Interface dataset entries
---

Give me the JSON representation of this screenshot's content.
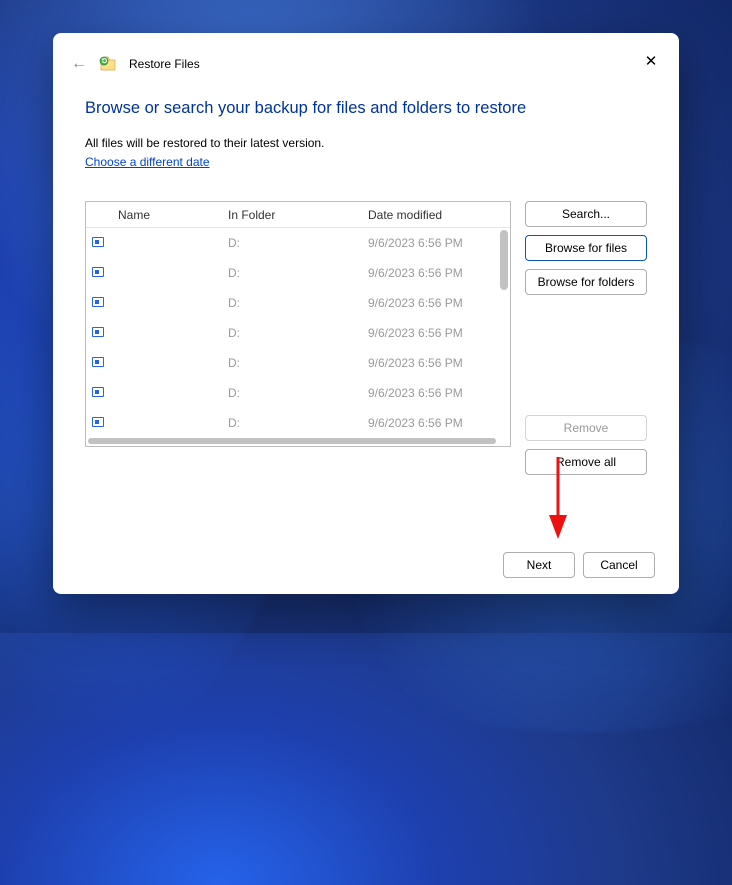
{
  "window": {
    "title": "Restore Files"
  },
  "heading": "Browse or search your backup for files and folders to restore",
  "subtext": "All files will be restored to their latest version.",
  "link_text": "Choose a different date",
  "columns": {
    "name": "Name",
    "folder": "In Folder",
    "date": "Date modified"
  },
  "rows": [
    {
      "name": "",
      "folder": "D:",
      "date": "9/6/2023 6:56 PM"
    },
    {
      "name": "",
      "folder": "D:",
      "date": "9/6/2023 6:56 PM"
    },
    {
      "name": "",
      "folder": "D:",
      "date": "9/6/2023 6:56 PM"
    },
    {
      "name": "",
      "folder": "D:",
      "date": "9/6/2023 6:56 PM"
    },
    {
      "name": "",
      "folder": "D:",
      "date": "9/6/2023 6:56 PM"
    },
    {
      "name": "",
      "folder": "D:",
      "date": "9/6/2023 6:56 PM"
    },
    {
      "name": "",
      "folder": "D:",
      "date": "9/6/2023 6:56 PM"
    }
  ],
  "side_buttons": {
    "search": "Search...",
    "browse_files": "Browse for files",
    "browse_folders": "Browse for folders",
    "remove": "Remove",
    "remove_all": "Remove all"
  },
  "footer_buttons": {
    "next": "Next",
    "cancel": "Cancel"
  }
}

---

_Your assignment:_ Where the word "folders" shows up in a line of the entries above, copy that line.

_Answer to this problem:_
  "heading": "Browse or search your backup for files and folders to restore",
    "browse_folders": "Browse for folders",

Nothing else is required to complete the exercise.